If you have ever wondered how the chip works inside the SIM card of your mobile, the credit card of your mobile or the electronic key of the last hotel you stayed in. Let us tell you that all of them are Smart Cards and have a common function.
What is a Smart Card?
A Smart Card is a plastic card that includes an integrated circuit inside. Said integrated circuit can be a security microcontroller with or without internal memory or include only one memory chip. All Smart Cards can be connected to a dedicated reader to be able to read their data or through contactless through a dedicated radio interface.
Smart Cards have the following utilities:
- They are used for credit or debit cards.
- Different types of SIM cards in smartphones are Smart Cards.
- Personnel cards in many companies, which allow them to clock in and out.
- They are used to provide secure access to private networks.
- As a system to prevent piracy in cable and satellite television services. Currently in extinction.
How does a Smart Card work?
Most Smart Cards are memory cards, so they do not contain an integrated microcontroller and require the reader to directly process the data included on the card, however there are variants whose integrated circuit contains a microcontroller, the which in many cases replaces the classic magnetic strip that they used
The microcontroller contained in the Smart Cards is no different than any other microcontroller on the market. Which integrates in a single piece of hardware several KB of RAM memory, several tens of KB of ROM memory already recorded in origin and several KB of programmable ROM memory.
Depending on the type of application and the sensitivity of the data, a microcontroller will be implemented or not, whose task is to ensure that the data included in the memory of the card is not accessed illegally.
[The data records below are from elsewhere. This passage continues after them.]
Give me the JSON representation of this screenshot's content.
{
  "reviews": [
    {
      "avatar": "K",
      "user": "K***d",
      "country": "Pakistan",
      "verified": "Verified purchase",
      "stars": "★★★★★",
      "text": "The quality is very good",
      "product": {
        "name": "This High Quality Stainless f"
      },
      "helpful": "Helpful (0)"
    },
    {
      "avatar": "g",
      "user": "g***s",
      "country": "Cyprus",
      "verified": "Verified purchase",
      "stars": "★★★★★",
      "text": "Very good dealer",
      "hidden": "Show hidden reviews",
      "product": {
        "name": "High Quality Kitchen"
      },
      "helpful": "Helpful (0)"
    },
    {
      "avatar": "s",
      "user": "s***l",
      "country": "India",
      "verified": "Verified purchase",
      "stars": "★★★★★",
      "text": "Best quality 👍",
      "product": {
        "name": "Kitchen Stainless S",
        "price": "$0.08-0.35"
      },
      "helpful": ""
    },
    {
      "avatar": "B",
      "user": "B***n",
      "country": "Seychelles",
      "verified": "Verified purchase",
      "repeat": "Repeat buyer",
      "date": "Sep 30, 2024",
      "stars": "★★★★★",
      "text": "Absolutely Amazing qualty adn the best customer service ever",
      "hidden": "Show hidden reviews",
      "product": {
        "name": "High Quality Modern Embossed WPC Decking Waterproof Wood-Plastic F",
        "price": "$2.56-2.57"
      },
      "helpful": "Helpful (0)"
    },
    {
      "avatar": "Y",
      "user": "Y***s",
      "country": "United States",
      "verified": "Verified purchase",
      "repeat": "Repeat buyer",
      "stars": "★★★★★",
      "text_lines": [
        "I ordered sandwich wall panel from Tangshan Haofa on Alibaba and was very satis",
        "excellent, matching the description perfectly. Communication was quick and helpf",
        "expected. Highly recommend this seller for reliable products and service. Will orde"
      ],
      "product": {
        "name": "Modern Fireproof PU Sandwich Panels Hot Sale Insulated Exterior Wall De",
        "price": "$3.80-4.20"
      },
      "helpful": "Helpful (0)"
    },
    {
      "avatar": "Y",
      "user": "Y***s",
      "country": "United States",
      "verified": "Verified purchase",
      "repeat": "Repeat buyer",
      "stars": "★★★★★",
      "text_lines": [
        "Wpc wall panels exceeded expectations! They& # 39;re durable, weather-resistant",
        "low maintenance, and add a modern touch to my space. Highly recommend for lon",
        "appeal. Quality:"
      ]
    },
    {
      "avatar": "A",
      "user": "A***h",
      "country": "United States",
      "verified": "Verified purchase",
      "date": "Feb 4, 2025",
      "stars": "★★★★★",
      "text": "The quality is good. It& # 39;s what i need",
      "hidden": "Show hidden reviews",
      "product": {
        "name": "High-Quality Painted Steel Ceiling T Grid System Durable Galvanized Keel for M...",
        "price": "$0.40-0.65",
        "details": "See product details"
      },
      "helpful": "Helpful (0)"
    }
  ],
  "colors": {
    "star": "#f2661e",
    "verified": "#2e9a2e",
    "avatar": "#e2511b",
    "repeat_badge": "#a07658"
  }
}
How does a smart card communicate?
Regardless of the type of hardware we are talking about, Smart Cards communicate using 7 different pins. Which are the following:
- VCC: Since Smart Cards do not have a power supply inside, they need the card reader to power the card. It does so through this type with a voltage +5 V DC.
- GND: Grounding.
- CLOCK: The clock signal of the Smart Card, marks the pulse to which the data is sent.
- Vp: The programming voltage serves to manipulate the data in the programmable ROM, whether to add new ones, delete them or overwrite them.
- I / O: The pin through which data is transmitted to and from the Smart Card. Being a single pin we are faced with a serial interface.
- Some Smart Cards have two additional pins to communicate with a USB interface external. Although not all Smart Cards have these pins active and they are only used in specific cases.
How is memory organized on a Smart Card?
Some Smart Cards, having a microcontroller inside, therefore have RAM memory so that said microcontroller can work. This memory is called Working RAM or Working RAM and like conventional RAM this depends on the card receiving powerTherefore, once the Smart Card is removed from the reader, your data will be lost forever.
Apart from working RAM, Smart Cards with microcontroller contain a ROM where the operating system of the same is located. This ROM is several kilobytes and tthe different encryption and security algorithms that are executed by the microcontroller are encoded inside and that are essential for certain applications. RAM is read-only and is built into the Smart Card during manufacture, eg.or so your data cannot be modified.
Inside the ROM there is an area called the secret ROM, this includes highly sensitive information, among the data that are usually stored are the following:
- The unique key of the manufacturer, which only exists one for each card manufactured and will be used for the encryption and decryption exercises carried out by the card’s microcontroller.
- The user keys, which contains the PIN of the credit card or mobile phone. In some models of Smart Cards, this data is found in the programmable ROM. Which makes them less secure.
- A secret code, which is used to avoid duplicates and forgeries of the card.
The last memory is the programmable ROM, this is a type of ROM that can be rewritten through electrical signals. So we are facing an EEPROM memory. Not all smart card readers have the ability to manipulate programmable ROM, but others do. For example, an ATM does have this capacity, but a simple USB reader does not have this capacity.
Smart Card types
Currently we can find two types of Smart Cards being used massively by hundreds of millions of people around the world on a daily basis.
The first type of Smart Cards are those that follow the ISO 7816 standard, but are memory cards and can contain inside a ROM programmable between 1 Kbit and 1 Mbit of information that can be programmed through an I2C EEPROM interface, of which between 3 Kbit-64 Kbits correspond to the secure segment that is not accessible by the interface. Among those that follow the ISO 7816 standard are the Smart Cards with integrated microcontroller. In this case, the information that your programmable ROM can store is usually not higher than the 144 KB, since you have to leave space for the microcontroller.
The third type are Contactless cards, which do not use ISO 7816 and they often use proprietary protocols for data transfer. These cards transmit data through an ultra-high frequency radio interface wirelessly, therefore they do not require a connection to a card reader and do not use the pins for communication.
And to finish we have those that have specialized microcontrollers integrated for different types and that have much more specific and concrete utilities. Among which are fingerprint reading systems and biometric systems for fluid analysis. Therefore, they also have applications in medicine, although these are apparently different from the classic Smart Cards, their operation is the same.